The analysis of the allergological history makes it possible to identify the presence of hereditary burden (allergic diseases in relatives). As a rule, a sick child had skin or respiratory allergy symptoms observed earlier or present at the time of examination. The appearance of clinical signs of allergic enteropathy (abdominal pain, vomiting, diarrhea) is associated with the ingestion of a food allergen (cow’s milk, eggs, fish, peanuts, etc.). The condition improves significantly after the exclusion of a problematic food product from the diet.
In a laboratory study, eosinophilia (an increase in the number of eosinophils) is detected in the blood test. Fecal analysis (coprogram) reveals an increased content of erythrocytes, eosinophils, neutrophils. Histological examination of biopsies of the mucosa of the small intestine reveals signs of inflammation (edema and hemorrhage), infiltration of its own plate by lymphocytes, mast and plasma cells. In some cases, partial atrophy of the villi is detected. When conducting a specific allergological study, the content of total IgE, as well as specific IgE and IgG is determined, skin allergy tests with a set of food allergens are used.

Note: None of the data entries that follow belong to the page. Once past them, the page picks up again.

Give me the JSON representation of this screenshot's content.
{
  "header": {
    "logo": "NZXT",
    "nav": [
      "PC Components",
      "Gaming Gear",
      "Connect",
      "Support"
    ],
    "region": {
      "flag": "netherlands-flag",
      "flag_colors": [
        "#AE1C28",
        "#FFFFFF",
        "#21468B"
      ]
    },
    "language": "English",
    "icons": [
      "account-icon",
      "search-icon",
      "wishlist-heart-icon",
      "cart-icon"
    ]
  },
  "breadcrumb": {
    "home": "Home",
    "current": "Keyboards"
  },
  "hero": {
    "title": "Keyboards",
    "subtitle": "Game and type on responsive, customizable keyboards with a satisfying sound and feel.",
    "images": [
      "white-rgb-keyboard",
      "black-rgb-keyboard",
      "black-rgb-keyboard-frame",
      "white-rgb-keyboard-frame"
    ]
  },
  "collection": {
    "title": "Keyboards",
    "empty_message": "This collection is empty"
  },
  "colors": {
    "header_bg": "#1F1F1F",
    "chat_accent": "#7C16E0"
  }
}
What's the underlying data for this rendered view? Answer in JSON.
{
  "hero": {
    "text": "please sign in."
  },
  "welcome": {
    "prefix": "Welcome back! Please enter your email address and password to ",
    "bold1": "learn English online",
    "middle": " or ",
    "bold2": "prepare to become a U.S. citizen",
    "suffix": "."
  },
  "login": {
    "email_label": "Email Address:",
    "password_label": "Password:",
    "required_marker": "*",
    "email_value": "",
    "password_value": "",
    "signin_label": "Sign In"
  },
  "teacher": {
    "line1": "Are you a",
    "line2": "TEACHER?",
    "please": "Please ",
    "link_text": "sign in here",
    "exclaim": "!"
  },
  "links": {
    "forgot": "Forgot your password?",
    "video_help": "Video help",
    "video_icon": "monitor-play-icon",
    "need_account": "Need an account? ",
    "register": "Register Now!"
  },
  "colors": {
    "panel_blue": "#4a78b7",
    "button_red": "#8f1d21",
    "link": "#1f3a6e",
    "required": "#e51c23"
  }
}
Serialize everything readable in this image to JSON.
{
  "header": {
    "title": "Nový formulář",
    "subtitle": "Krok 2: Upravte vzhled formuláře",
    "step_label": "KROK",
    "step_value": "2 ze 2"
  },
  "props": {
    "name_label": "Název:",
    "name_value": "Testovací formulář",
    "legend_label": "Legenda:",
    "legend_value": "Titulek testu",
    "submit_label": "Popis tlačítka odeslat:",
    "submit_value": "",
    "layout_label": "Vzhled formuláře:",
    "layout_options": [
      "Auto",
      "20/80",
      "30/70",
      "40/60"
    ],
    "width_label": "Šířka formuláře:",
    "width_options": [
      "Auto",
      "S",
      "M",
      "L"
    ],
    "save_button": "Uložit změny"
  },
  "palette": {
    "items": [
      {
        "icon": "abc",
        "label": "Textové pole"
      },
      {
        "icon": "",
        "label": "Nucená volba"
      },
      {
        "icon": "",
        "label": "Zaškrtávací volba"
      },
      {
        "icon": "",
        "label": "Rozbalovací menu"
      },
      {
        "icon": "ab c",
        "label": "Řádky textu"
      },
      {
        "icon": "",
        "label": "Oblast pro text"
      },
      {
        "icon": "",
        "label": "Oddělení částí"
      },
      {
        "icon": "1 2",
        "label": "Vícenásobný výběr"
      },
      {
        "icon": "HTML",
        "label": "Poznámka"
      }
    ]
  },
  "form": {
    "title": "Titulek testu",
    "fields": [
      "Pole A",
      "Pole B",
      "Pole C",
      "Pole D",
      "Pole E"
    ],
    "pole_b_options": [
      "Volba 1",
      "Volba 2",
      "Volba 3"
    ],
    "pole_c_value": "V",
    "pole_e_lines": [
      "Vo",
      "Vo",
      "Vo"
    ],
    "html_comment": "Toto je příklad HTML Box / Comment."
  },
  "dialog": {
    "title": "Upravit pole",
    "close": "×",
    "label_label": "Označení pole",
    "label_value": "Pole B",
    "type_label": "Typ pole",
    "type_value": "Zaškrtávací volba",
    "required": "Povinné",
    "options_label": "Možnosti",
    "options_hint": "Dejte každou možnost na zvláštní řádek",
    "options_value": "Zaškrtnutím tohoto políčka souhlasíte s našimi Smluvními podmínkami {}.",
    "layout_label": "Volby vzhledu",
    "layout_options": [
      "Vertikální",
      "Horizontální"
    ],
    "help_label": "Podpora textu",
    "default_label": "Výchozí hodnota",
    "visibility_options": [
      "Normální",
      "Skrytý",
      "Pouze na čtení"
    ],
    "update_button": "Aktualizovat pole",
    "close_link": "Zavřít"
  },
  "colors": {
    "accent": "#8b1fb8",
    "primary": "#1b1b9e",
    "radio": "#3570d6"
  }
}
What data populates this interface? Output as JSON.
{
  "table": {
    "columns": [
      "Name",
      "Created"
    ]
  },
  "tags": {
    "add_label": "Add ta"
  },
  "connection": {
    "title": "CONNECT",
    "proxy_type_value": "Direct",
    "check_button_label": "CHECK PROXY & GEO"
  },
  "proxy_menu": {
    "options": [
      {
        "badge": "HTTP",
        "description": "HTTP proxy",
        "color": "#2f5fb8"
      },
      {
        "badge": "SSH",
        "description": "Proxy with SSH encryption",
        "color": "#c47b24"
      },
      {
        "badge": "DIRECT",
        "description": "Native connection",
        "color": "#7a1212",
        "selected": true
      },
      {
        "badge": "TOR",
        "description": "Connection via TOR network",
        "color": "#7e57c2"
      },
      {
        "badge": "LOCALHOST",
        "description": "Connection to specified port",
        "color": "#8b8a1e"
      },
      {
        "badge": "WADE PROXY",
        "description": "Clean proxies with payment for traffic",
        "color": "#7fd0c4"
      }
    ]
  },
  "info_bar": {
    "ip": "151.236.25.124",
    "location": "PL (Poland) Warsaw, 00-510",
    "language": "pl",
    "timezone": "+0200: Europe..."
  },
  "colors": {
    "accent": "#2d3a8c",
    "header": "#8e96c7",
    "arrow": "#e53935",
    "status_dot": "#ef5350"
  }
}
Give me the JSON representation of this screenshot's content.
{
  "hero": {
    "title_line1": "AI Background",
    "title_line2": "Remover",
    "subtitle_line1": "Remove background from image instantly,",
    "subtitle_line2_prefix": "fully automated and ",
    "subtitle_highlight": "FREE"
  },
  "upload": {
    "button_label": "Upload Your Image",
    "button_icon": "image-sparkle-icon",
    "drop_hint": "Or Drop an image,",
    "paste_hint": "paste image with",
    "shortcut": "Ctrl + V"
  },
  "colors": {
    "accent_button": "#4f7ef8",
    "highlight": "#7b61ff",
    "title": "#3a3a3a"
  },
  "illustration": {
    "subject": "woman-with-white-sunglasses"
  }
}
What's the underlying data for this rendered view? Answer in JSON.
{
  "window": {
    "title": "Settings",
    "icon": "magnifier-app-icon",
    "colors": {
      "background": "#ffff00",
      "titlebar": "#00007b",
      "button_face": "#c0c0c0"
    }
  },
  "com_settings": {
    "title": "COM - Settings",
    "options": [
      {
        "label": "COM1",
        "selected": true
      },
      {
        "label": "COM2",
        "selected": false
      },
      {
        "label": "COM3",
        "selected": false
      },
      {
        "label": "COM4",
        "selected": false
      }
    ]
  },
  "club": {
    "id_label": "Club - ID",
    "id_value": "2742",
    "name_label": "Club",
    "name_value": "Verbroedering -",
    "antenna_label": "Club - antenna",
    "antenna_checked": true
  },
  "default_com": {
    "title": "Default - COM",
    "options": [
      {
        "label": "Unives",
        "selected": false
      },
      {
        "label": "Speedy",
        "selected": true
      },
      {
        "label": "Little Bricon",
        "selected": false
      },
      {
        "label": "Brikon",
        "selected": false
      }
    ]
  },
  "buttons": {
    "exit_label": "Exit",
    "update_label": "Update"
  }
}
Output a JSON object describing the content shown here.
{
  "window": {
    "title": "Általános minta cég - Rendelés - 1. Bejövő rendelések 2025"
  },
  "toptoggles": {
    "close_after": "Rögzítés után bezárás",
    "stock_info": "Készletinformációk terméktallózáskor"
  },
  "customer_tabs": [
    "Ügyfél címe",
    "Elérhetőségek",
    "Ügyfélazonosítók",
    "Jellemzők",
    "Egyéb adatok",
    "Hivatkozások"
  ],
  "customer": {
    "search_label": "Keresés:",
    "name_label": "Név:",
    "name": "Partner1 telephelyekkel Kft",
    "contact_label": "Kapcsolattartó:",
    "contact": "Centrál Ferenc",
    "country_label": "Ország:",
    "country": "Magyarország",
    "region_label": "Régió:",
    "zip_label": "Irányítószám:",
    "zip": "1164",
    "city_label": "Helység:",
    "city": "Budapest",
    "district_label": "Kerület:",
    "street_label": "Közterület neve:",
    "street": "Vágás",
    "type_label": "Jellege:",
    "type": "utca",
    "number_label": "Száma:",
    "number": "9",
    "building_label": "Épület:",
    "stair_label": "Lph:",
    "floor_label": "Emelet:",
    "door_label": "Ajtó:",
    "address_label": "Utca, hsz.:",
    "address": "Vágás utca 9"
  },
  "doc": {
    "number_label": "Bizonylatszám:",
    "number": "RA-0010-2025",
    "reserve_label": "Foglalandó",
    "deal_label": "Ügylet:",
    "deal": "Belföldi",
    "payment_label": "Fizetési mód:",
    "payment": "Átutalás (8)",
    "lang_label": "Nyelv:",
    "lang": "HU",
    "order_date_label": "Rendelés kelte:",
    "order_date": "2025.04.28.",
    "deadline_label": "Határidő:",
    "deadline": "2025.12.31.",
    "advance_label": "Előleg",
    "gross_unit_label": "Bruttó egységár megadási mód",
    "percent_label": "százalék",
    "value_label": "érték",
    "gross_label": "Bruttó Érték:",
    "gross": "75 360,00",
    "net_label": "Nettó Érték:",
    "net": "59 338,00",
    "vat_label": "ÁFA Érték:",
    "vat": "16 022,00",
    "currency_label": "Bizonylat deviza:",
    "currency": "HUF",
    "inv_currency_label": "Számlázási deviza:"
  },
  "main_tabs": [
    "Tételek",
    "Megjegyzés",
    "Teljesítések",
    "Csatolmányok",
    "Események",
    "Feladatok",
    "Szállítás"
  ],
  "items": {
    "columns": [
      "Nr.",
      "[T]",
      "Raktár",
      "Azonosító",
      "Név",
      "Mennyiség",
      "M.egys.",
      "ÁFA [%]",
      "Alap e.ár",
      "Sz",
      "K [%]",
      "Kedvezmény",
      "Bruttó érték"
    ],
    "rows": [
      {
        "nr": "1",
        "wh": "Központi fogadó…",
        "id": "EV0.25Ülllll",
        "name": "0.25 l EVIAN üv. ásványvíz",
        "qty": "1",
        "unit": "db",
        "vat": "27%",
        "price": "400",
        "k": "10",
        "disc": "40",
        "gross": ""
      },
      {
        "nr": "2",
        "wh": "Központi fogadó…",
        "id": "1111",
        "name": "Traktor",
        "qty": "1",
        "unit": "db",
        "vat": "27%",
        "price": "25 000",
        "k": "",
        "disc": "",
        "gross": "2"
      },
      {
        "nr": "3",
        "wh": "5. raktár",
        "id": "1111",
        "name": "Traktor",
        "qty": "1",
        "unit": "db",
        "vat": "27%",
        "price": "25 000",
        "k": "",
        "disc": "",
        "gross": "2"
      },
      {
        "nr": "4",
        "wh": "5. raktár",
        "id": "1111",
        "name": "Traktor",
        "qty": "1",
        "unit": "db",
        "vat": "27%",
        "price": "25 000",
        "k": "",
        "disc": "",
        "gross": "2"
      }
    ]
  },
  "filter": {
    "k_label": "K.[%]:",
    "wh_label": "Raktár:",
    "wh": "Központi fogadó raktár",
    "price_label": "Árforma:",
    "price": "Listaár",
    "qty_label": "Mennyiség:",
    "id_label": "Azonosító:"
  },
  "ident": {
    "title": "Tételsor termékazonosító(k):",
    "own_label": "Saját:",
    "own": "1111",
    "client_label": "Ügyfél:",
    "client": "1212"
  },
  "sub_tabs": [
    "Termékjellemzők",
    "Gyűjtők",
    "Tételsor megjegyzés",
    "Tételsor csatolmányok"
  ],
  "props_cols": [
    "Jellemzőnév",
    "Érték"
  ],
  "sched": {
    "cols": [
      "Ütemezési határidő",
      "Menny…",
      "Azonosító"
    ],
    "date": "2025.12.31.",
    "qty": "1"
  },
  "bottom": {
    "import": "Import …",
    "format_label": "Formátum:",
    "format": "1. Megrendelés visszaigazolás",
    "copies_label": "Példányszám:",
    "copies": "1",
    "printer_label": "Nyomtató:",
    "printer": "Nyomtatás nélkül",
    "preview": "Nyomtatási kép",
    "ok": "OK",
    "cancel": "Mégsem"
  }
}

Differential diagnosis of allergic enteropathy is carried out primarily with gluten enteropathy, in which there are no extra-intestinal manifestations of allergy, antigliadin IgA antibodies and antibodies to transglutaminase are detected.
Therapeutic measures include allergen elimination and the appointment of a hypoallergenic diet, the use of antihistamines and anti-inflammatory drugs, enterosorbents, enzymes and membrane stabilizers, symptomatic treatment of individual manifestations of the disease.
If breastfeeding is carried out, it is necessary to draw up a strict hypoallergenic diet for the mother with the exception of potential food allergens and individually intolerant foods. Children who are on artificial feeding are prescribed special therapeutic mixtures with whey and casein protein hydrolysates, as well as mixtures based on goat’s milk. The timing of the introduction of complementary foods to children with allergic enteropathy is postponed to 5-6 months of life, while hypoallergenic cereals (buckwheat, rice, corn), single-component vegetable purees, meat (veal, horse meat, pork, rabbit, turkey) are used. Cow’s milk, cottage cheese, fish and eggs are completely abandoned in the first year of life, peanuts are excluded for up to three years. Older children and adults follow an individually selected hypoallergenic diet for at least six months.
From antihistamines in the first year of life, it is recommended to use dimethinden (in drops), chloropyramine (in tablets), cetirizine (in drops), as well as ketotifen. Loratadine can be used from a year old, and fexofenadine hydrochloride and ebastine can be used from six years old. Enterosorbents are usually applied for one to two weeks during the period of exacerbation. According to the indications, enzymes (pancreatin), preparations containing bifidobacteria and lactobacilli, symptomatic agents (defoamers, antiemetics) are prescribed.
Prognosis and prevention
Switching to an elimination diet leads to regression of enteropathy symptoms. Serious health consequences usually do not develop. Prevention of allergic enteropathy consists in the observance by a pregnant and nursing mother of a hypoallergenic diet, breastfeeding up to 4-6 months of life, the introduction of complementary foods to the child no earlier than the fourth month of life, the exclusion of potential allergens from the diet at an older age and in adults.